European Commissioner Olli Rehn said on Wednesday that he "was satisfied with everything he heard from Mr Wolfowitz concerning free trade and also on poverty reduction and development policy".
   
EU states were expected to back his nomination and German Development Minister Heidemarie Wieczorek-Zeul - who also attended the talks - said afterwards: "I expect that he will get the European and German support."

The World Bank board is due to choose a successor to veteran president James Wolfensohn on Thursday in Washington.

No promises

Wolfowitz said on Wednesday he planned to build a "multinational" senior management team if confirmed as World Bank president, but declined to make any promises after talks with European finance chiefs. 
   

EU was initially cool to Wolfowitz
due to his war hawk reputation

His comments came after the EU's Luxembourg presidency confirmed it wants a senior post at the Bank to serve under Wolfowitz, whose controversial nomination has been received coolly in some quarters in Europe.
  
"It's very important ... that the senior management of the bank reflect the fact that its a multilateral institution," he said when asked whether he would appoint a European as vice president.
  
"It needs to reflect the fact that the European countries as a group are the largest single donors to the Bank," Wolfowitz told a press conference with Luxembourg Prime Minister Jean-Claude Juncker, who currently holds the EU's presidency.

Great talent

Wolfowitz continued: "But it also needs to reflect the full diversity of donors and recipients. and I intend to look for the best talent from all around the world, and look foward to have a truly multinational senior staff ... "

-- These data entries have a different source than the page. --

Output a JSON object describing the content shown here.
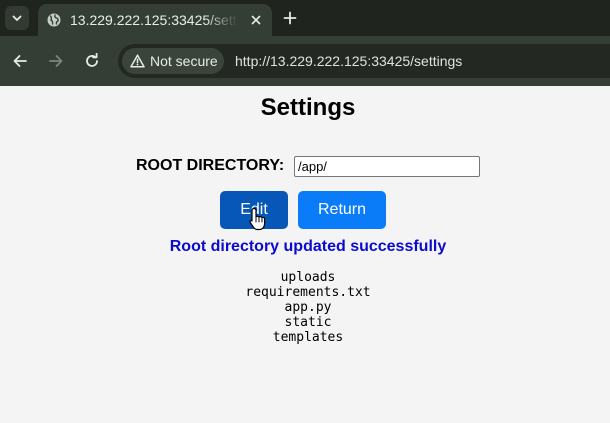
{
  "browser": {
    "tab_title": "13.229.222.125:33425/settings",
    "security_label": "Not secure",
    "url": "http://13.229.222.125:33425/settings",
    "icons": {
      "tab_menu": "chevron-down-icon",
      "favicon": "globe-icon",
      "tab_close": "close-icon",
      "new_tab": "plus-icon",
      "back": "arrow-left-icon",
      "forward": "arrow-right-icon",
      "reload": "reload-icon",
      "security": "warning-triangle-icon"
    }
  },
  "page": {
    "title": "Settings",
    "root_dir_label": "ROOT DIRECTORY:",
    "root_dir_value": "/app/",
    "edit_label": "Edit",
    "return_label": "Return",
    "status_message": "Root directory updated successfully",
    "files": [
      "uploads",
      "requirements.txt",
      "app.py",
      "static",
      "templates"
    ]
  },
  "colors": {
    "edit_button": "#0657b7",
    "return_button": "#0a7cf8",
    "status_text": "#0b0bd0",
    "page_background": "#f4f4f4"
  }
}
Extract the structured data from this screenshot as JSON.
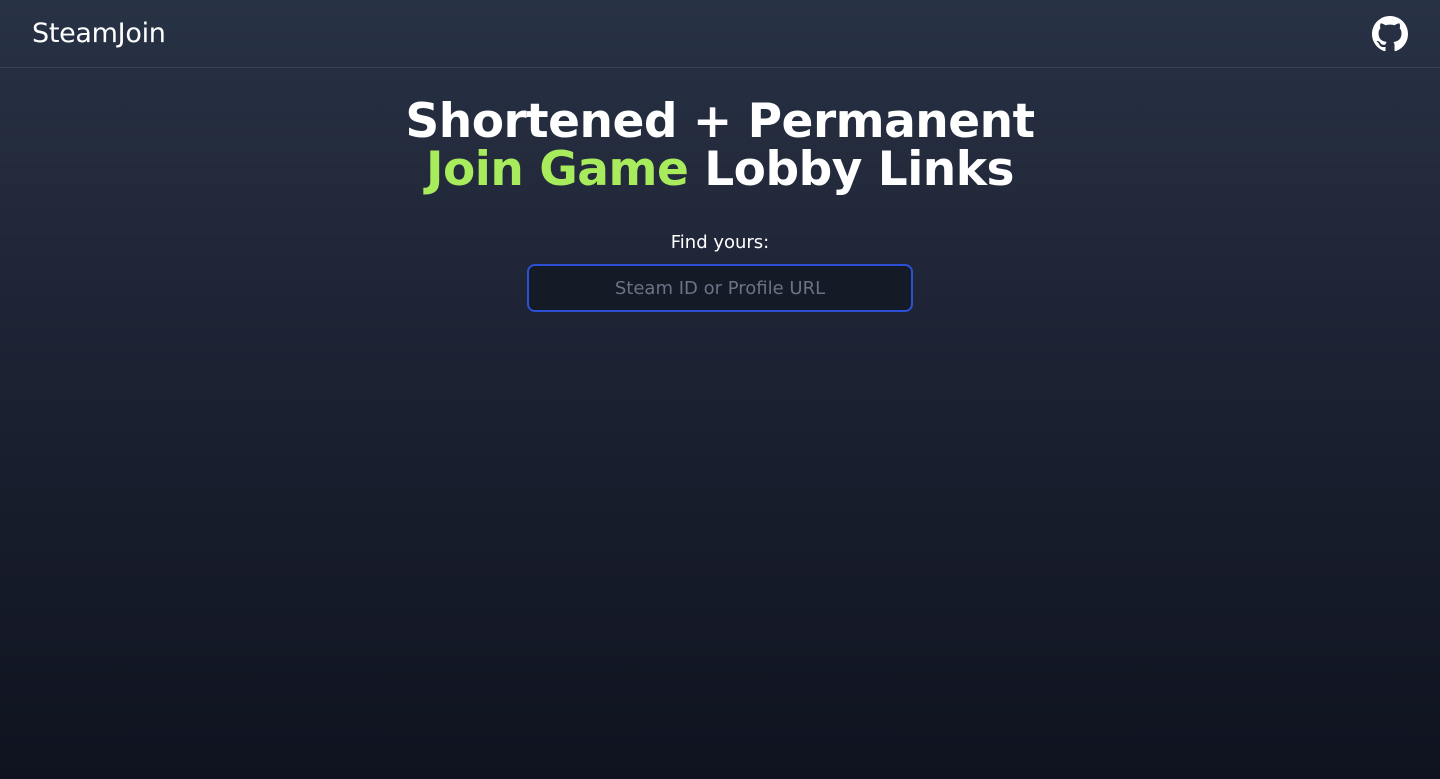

"There's great talent here in Europe. There's some impressive people in the developing world, and I'm going to need all the help I can get," he said.

"I expect that he will get the European and German support"

Heidemarie Wieczorek-Zeul,
German Development Minister

There has been widespread criticism of Wolfowitz's nomination, who is currently US deputy secretary for defence, for being one of the main people behind the war in Iraq.

At an EU summit last week, European leaders signalled that they were resigned to the nomination of Wolfowitz by Washington to head the Bank, which concentrates on long-term development projects and support for developing countries.
  
Juncker said the Europeans wanted the meeting with Wolfowitz "to make sure the Millennium Development goals are the basis on which the incoming president of World Bank organises his work".
  
Europe's choice

The UN's Millennium Development goals, set in September 2000, are aimed at slashing global poverty in half by 2015, stepping up the fight against diseases such as Aids and tuberculosis, and increasing access to education.

Europe chooses IMF's chief and
the US selects World Bank head

The Europeans want to get a candidate of their own at the World Bank to act as Wolfowitz's deputy, diplomats said on Tuesday.

The French have put forward two names: Jean-Pierre Jouyet, head of the Paris Club of creditor nations, and Jean-Pierre Landau, who has written a report for French President Jacques Chirac about the feasability of an international tax to finance development.
  
Paris also wants another deputy to Wolfowitz from a developing country. The current number two at the bank is Shengman Zhang of China.
  
Traditionally, Europe chooses the managing director of the IMF and the US appoints the head of the World Bank. The informal rule has never been broken since the two institutions were set up in the wake of World War II.